Work instructions - Write out the data exactly, every line included.

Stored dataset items
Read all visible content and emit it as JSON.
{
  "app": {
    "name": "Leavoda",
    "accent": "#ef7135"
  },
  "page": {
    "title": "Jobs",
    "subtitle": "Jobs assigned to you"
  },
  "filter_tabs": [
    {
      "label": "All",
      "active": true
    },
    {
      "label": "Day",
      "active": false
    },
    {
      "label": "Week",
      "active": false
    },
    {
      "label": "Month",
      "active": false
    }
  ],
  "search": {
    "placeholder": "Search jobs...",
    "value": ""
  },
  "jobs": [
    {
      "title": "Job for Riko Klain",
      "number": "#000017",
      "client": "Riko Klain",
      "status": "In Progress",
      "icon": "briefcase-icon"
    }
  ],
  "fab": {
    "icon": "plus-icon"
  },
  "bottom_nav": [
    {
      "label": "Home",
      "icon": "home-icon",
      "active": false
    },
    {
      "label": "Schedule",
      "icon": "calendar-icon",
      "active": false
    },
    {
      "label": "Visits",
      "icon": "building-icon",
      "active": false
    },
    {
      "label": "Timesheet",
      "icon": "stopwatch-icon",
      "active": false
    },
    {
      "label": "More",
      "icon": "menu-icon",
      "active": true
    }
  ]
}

Problem solution -
Read all visible content and emit it as JSON.
{
  "app": {
    "name": "Leavoda",
    "accent": "#ef7135"
  },
  "page": {
    "title": "Jobs",
    "subtitle": "Jobs assigned to you"
  },
  "filter_tabs": [
    {
      "label": "All",
      "active": true
    },
    {
      "label": "Day",
      "active": false
    },
    {
      "label": "Week",
      "active": false
    },
    {
      "label": "Month",
      "active": false
    }
  ],
  "search": {
    "placeholder": "Search jobs...",
    "value": ""
  },
  "jobs": [
    {
      "title": "Job for Riko Klain",
      "number": "#000017",
      "client": "Riko Klain",
      "status": "In Progress",
      "icon": "briefcase-icon"
    }
  ],
  "fab": {
    "icon": "plus-icon"
  },
  "bottom_nav": [
    {
      "label": "Home",
      "icon": "home-icon",
      "active": false
    },
    {
      "label": "Schedule",
      "icon": "calendar-icon",
      "active": false
    },
    {
      "label": "Visits",
      "icon": "building-icon",
      "active": false
    },
    {
      "label": "Timesheet",
      "icon": "stopwatch-icon",
      "active": false
    },
    {
      "label": "More",
      "icon": "menu-icon",
      "active": true
    }
  ]
}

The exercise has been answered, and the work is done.